[[ SOURCE DATA, beginning ]]

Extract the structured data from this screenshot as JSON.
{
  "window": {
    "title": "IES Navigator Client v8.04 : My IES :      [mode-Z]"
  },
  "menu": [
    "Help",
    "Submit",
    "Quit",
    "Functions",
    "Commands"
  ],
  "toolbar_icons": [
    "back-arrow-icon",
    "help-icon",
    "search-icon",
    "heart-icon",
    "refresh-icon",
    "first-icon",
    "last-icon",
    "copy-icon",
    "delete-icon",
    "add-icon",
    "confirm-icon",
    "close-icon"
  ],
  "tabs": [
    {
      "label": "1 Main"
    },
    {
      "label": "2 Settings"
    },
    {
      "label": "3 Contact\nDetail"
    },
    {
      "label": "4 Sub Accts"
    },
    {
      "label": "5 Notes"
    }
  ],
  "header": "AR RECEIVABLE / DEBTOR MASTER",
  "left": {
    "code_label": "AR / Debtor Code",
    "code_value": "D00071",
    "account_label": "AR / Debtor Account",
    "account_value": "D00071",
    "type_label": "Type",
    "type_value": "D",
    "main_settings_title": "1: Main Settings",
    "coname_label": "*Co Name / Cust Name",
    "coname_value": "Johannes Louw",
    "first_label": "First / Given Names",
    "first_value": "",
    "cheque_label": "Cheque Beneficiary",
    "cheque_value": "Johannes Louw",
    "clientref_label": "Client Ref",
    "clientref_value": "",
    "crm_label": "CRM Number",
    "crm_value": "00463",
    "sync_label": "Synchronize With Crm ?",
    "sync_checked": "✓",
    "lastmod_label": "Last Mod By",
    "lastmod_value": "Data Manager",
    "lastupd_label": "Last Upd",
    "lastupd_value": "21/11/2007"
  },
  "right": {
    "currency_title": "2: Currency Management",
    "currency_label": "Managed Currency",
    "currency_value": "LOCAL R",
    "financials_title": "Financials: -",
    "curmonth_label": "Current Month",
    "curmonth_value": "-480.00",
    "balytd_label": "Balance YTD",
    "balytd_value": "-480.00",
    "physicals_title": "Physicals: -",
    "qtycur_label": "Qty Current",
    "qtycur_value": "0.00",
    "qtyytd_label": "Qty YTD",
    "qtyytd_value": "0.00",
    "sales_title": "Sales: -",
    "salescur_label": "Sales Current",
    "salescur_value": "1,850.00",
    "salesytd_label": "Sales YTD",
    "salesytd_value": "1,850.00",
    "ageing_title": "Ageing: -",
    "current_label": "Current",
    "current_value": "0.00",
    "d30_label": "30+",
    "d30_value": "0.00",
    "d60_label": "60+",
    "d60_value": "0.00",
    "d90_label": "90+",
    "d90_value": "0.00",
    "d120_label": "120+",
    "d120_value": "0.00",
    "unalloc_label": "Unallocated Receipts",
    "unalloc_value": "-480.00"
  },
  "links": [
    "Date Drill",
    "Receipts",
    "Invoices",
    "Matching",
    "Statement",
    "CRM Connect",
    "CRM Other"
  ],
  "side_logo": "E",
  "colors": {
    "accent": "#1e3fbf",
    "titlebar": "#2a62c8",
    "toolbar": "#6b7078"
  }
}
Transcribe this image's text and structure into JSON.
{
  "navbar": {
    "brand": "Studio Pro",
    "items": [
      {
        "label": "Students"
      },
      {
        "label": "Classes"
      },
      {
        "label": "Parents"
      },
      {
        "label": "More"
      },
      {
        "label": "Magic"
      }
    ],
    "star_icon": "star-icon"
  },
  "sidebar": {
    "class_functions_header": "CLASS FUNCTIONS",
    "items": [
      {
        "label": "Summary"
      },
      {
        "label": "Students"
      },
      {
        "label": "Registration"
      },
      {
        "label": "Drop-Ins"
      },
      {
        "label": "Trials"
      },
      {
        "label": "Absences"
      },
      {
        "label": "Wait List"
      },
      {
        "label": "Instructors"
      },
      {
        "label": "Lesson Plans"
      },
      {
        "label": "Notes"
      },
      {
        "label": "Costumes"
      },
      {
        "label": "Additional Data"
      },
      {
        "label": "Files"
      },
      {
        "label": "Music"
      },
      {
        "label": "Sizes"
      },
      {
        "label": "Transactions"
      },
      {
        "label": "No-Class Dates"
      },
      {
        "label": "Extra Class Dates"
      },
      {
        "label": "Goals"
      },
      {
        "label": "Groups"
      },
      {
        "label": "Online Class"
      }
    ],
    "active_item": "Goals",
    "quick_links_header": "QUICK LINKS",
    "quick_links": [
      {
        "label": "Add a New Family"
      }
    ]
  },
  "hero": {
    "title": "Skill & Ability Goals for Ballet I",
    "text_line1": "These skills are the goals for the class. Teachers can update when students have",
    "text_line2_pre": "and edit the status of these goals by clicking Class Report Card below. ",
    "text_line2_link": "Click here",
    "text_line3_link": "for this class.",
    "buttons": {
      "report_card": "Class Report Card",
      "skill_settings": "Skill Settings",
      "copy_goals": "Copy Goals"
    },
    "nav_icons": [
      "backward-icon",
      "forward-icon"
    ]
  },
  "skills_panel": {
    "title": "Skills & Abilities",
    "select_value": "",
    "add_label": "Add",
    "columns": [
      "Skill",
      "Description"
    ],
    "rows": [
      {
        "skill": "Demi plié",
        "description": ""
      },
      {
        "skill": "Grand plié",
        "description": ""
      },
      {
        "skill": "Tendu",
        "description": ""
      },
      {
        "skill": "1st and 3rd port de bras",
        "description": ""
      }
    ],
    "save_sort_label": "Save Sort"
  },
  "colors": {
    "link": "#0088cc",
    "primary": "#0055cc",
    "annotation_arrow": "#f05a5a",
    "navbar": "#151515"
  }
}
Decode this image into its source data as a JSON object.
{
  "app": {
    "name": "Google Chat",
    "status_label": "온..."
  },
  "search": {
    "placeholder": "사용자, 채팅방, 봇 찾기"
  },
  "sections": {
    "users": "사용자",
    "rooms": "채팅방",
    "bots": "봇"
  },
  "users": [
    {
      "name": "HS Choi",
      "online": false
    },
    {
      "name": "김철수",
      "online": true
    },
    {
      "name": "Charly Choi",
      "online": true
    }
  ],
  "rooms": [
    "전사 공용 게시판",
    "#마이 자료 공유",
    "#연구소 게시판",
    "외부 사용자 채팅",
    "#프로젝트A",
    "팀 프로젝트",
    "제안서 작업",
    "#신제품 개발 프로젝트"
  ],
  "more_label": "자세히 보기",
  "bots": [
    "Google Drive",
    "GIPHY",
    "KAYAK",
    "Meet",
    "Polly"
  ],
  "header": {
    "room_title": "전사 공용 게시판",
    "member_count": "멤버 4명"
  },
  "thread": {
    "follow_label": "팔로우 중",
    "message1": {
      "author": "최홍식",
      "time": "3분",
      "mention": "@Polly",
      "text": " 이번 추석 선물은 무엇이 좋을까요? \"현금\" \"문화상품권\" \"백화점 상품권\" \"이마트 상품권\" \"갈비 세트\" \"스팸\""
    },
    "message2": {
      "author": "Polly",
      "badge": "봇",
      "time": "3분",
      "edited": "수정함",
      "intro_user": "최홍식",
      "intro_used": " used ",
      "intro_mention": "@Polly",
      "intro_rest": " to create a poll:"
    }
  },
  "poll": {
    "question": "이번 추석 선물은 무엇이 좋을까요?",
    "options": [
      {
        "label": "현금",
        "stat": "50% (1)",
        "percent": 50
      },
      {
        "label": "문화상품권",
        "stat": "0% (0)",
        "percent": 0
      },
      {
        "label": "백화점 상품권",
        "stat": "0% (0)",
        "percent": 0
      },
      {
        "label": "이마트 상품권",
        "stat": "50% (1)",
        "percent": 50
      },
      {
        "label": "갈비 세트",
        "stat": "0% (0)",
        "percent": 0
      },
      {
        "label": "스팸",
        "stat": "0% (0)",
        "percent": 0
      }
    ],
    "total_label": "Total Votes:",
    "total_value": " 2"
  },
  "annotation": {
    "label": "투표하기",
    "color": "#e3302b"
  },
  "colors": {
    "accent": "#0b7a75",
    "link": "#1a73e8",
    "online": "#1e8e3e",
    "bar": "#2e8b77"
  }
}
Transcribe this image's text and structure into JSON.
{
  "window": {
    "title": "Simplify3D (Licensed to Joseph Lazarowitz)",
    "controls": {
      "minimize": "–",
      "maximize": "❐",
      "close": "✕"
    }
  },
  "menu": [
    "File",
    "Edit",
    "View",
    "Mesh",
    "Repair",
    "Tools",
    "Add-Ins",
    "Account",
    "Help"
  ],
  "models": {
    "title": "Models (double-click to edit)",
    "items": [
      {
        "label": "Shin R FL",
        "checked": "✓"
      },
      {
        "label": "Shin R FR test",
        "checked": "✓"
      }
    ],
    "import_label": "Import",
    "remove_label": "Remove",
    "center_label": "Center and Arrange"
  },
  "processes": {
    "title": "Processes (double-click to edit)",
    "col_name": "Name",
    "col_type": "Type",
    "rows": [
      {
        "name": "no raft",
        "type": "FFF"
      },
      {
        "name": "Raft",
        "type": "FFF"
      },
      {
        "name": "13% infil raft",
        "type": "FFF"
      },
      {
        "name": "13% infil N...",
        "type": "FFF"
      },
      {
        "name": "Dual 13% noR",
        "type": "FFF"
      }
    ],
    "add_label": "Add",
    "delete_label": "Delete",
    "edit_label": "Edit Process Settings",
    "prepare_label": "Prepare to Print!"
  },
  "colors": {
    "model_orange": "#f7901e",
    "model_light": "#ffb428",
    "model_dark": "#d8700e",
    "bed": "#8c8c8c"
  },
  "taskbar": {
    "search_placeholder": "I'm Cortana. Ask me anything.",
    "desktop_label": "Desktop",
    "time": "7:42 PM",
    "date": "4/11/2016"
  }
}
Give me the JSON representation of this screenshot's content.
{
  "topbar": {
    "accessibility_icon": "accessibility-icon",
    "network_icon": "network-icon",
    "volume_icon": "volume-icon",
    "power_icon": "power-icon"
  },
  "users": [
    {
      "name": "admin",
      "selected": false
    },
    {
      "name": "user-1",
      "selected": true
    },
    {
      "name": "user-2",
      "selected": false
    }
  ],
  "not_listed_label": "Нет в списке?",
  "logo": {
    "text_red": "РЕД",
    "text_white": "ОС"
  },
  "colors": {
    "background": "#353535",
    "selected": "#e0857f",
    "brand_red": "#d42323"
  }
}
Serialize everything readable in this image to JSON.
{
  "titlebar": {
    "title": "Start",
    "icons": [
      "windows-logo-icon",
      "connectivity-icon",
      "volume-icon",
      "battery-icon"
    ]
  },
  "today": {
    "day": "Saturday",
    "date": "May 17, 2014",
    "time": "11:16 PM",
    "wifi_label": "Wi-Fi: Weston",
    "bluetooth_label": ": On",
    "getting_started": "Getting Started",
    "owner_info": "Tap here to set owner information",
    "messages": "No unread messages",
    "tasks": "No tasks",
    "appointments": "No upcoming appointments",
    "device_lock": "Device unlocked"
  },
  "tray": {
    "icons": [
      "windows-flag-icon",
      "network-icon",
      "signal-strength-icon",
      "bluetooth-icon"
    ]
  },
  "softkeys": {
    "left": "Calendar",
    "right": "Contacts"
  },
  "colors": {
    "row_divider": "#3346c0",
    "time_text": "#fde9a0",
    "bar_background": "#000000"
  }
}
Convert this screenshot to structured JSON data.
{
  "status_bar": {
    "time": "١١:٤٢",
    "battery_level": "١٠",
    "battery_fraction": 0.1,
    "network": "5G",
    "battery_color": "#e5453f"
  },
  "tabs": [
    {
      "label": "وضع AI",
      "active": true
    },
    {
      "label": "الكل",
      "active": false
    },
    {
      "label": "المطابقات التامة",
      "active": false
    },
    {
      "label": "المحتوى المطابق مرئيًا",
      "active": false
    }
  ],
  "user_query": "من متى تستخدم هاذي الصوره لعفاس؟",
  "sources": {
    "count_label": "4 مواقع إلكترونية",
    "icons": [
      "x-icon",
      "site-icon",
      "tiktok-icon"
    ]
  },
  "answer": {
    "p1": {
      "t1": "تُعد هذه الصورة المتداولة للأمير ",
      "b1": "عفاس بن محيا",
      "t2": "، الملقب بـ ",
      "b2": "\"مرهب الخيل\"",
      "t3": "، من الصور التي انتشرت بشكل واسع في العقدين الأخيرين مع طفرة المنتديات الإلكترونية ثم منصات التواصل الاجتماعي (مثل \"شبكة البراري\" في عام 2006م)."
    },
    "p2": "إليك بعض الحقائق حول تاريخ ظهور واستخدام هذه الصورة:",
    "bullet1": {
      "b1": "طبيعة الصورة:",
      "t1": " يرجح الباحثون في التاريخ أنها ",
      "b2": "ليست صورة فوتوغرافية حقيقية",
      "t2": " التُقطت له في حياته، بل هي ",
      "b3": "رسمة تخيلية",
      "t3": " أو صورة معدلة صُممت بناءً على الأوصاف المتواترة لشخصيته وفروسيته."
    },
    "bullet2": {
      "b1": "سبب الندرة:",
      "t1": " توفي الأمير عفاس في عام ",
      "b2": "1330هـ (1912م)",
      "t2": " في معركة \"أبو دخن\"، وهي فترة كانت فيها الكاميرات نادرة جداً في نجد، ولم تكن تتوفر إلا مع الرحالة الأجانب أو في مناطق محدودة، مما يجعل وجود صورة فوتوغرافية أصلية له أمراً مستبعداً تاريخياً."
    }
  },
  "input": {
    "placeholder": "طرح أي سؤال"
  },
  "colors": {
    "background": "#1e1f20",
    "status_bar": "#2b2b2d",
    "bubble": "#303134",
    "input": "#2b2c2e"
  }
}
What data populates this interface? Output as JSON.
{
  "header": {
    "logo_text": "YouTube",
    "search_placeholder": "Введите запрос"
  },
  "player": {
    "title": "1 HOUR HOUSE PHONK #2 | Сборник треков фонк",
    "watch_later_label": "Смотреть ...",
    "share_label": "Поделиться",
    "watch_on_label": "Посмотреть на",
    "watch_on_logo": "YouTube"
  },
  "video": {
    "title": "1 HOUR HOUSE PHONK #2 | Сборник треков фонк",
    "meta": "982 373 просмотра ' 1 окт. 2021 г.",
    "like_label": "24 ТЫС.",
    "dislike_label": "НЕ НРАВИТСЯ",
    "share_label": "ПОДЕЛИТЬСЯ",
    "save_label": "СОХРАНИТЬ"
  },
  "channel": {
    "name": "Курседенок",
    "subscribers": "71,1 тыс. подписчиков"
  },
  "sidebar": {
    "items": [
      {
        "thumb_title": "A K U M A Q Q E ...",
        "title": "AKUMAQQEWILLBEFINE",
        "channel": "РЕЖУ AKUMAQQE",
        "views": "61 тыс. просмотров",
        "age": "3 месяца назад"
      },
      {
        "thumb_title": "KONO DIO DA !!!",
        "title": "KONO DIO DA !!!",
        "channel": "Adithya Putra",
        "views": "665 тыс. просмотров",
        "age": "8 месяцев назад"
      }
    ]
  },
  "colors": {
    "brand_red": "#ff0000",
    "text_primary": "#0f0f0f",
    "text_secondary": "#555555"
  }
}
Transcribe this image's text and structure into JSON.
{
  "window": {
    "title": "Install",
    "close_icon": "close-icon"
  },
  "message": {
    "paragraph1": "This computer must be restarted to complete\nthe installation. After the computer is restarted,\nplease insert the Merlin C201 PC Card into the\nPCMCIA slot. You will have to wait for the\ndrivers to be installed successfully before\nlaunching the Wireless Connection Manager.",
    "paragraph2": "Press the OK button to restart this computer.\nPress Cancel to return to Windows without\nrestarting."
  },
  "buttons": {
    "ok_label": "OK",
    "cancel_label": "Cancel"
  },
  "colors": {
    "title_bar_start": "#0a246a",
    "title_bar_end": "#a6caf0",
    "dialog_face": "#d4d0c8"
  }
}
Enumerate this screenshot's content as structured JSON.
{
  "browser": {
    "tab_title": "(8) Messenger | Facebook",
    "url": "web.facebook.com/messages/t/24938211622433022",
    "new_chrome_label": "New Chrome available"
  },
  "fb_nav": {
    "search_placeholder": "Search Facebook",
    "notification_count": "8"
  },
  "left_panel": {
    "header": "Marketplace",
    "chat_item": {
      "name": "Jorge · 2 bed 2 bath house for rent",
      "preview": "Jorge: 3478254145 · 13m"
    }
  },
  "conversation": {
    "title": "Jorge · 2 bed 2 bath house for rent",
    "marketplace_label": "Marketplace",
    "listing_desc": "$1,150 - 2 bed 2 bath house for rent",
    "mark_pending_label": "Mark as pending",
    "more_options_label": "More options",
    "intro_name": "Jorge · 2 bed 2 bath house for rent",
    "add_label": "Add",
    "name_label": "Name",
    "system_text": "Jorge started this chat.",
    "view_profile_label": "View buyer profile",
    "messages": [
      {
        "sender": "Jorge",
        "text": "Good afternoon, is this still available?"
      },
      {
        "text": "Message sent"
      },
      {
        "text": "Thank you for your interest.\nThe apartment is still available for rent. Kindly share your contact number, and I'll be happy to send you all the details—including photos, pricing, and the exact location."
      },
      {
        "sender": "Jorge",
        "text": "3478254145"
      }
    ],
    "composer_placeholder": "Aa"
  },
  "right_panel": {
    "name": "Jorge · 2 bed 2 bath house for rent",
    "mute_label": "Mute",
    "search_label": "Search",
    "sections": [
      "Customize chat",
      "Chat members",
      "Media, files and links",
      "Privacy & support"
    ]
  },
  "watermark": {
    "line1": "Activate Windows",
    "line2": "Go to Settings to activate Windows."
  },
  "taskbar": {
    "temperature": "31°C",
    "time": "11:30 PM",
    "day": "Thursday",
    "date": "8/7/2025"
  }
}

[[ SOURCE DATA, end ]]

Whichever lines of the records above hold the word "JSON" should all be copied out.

Extract the structured data from this screenshot as JSON.
Transcribe this image's text and structure into JSON.
Decode this image into its source data as a JSON object.
Transcribe this image's text and structure into JSON.
Give me the JSON representation of this screenshot's content.
Serialize everything readable in this image to JSON.
Convert this screenshot to structured JSON data.
What data populates this interface? Output as JSON.
Transcribe this image's text and structure into JSON.
Enumerate this screenshot's content as structured JSON.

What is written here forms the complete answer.